Data about app and page elements:
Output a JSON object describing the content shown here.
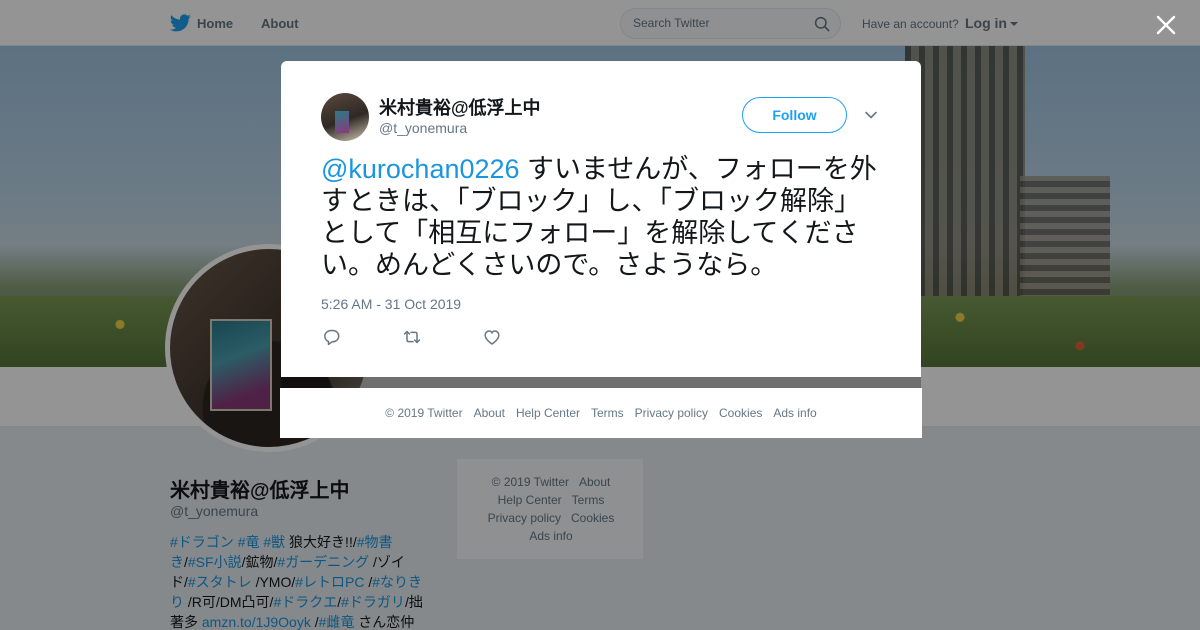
{
  "nav": {
    "home_label": "Home",
    "about_label": "About",
    "search_placeholder": "Search Twitter",
    "have_account": "Have an account?",
    "login_label": "Log in"
  },
  "profile": {
    "name": "米村貴裕@低浮上中",
    "handle": "@t_yonemura",
    "bio": {
      "line1_tag1": "#ドラゴン",
      "line1_tag2": "#竜",
      "line1_tag3": "#獣",
      "line1_text": " 狼大好き!!/",
      "line1_tag4": "#物書",
      "line2_tag4b": "き",
      "line2_text1": "/",
      "line2_tag5": "#SF小説",
      "line2_text2": "/鉱物/",
      "line2_tag6": "#ガーデニング",
      "line2_text3": " /ゾイ",
      "line3_text1": "ド/",
      "line3_tag7": "#スタトレ",
      "line3_text2": " /YMO/",
      "line3_tag8": "#レトロPC",
      "line3_text3": " /",
      "line3_tag9": "#なりき",
      "line4_tag9b": "り",
      "line4_text1": " /R可/DM凸可/",
      "line4_tag10": "#ドラクエ",
      "line4_text2": "/",
      "line4_tag11": "#ドラガリ",
      "line4_text3": "/拙",
      "line5_text1": "著多 ",
      "line5_link": "amzn.to/1J9Ooyk",
      "line5_text2": " /",
      "line5_tag12": "#雌竜",
      "line5_text3": " さん恋仲"
    }
  },
  "side_footer": {
    "copyright": "© 2019 Twitter",
    "about": "About",
    "help": "Help Center",
    "terms": "Terms",
    "privacy": "Privacy policy",
    "cookies": "Cookies",
    "ads": "Ads info"
  },
  "tweet": {
    "author_name": "米村貴裕@低浮上中",
    "author_handle": "@t_yonemura",
    "follow_label": "Follow",
    "mention": "@kurochan0226",
    "text": " すいませんが、フォローを外すときは、「ブロック」し、「ブロック解除」として「相互にフォロー」を解除してください。めんどくさいので。さようなら。",
    "timestamp": "5:26 AM - 31 Oct 2019"
  },
  "modal_footer": {
    "copyright": "© 2019 Twitter",
    "about": "About",
    "help": "Help Center",
    "terms": "Terms",
    "privacy": "Privacy policy",
    "cookies": "Cookies",
    "ads": "Ads info"
  },
  "colors": {
    "accent": "#1da1f2",
    "link": "#1b95e0",
    "muted": "#657786"
  }
}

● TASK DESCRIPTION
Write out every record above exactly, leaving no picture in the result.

● RESPONSE
Output a JSON object describing the content shown here.
{
  "nav": {
    "home_label": "Home",
    "about_label": "About",
    "search_placeholder": "Search Twitter",
    "have_account": "Have an account?",
    "login_label": "Log in"
  },
  "profile": {
    "name": "米村貴裕@低浮上中",
    "handle": "@t_yonemura",
    "bio": {
      "line1_tag1": "#ドラゴン",
      "line1_tag2": "#竜",
      "line1_tag3": "#獣",
      "line1_text": " 狼大好き!!/",
      "line1_tag4": "#物書",
      "line2_tag4b": "き",
      "line2_text1": "/",
      "line2_tag5": "#SF小説",
      "line2_text2": "/鉱物/",
      "line2_tag6": "#ガーデニング",
      "line2_text3": " /ゾイ",
      "line3_text1": "ド/",
      "line3_tag7": "#スタトレ",
      "line3_text2": " /YMO/",
      "line3_tag8": "#レトロPC",
      "line3_text3": " /",
      "line3_tag9": "#なりき",
      "line4_tag9b": "り",
      "line4_text1": " /R可/DM凸可/",
      "line4_tag10": "#ドラクエ",
      "line4_text2": "/",
      "line4_tag11": "#ドラガリ",
      "line4_text3": "/拙",
      "line5_text1": "著多 ",
      "line5_link": "amzn.to/1J9Ooyk",
      "line5_text2": " /",
      "line5_tag12": "#雌竜",
      "line5_text3": " さん恋仲"
    }
  },
  "side_footer": {
    "copyright": "© 2019 Twitter",
    "about": "About",
    "help": "Help Center",
    "terms": "Terms",
    "privacy": "Privacy policy",
    "cookies": "Cookies",
    "ads": "Ads info"
  },
  "tweet": {
    "author_name": "米村貴裕@低浮上中",
    "author_handle": "@t_yonemura",
    "follow_label": "Follow",
    "mention": "@kurochan0226",
    "text": " すいませんが、フォローを外すときは、「ブロック」し、「ブロック解除」として「相互にフォロー」を解除してください。めんどくさいので。さようなら。",
    "timestamp": "5:26 AM - 31 Oct 2019"
  },
  "modal_footer": {
    "copyright": "© 2019 Twitter",
    "about": "About",
    "help": "Help Center",
    "terms": "Terms",
    "privacy": "Privacy policy",
    "cookies": "Cookies",
    "ads": "Ads info"
  },
  "colors": {
    "accent": "#1da1f2",
    "link": "#1b95e0",
    "muted": "#657786"
  }
}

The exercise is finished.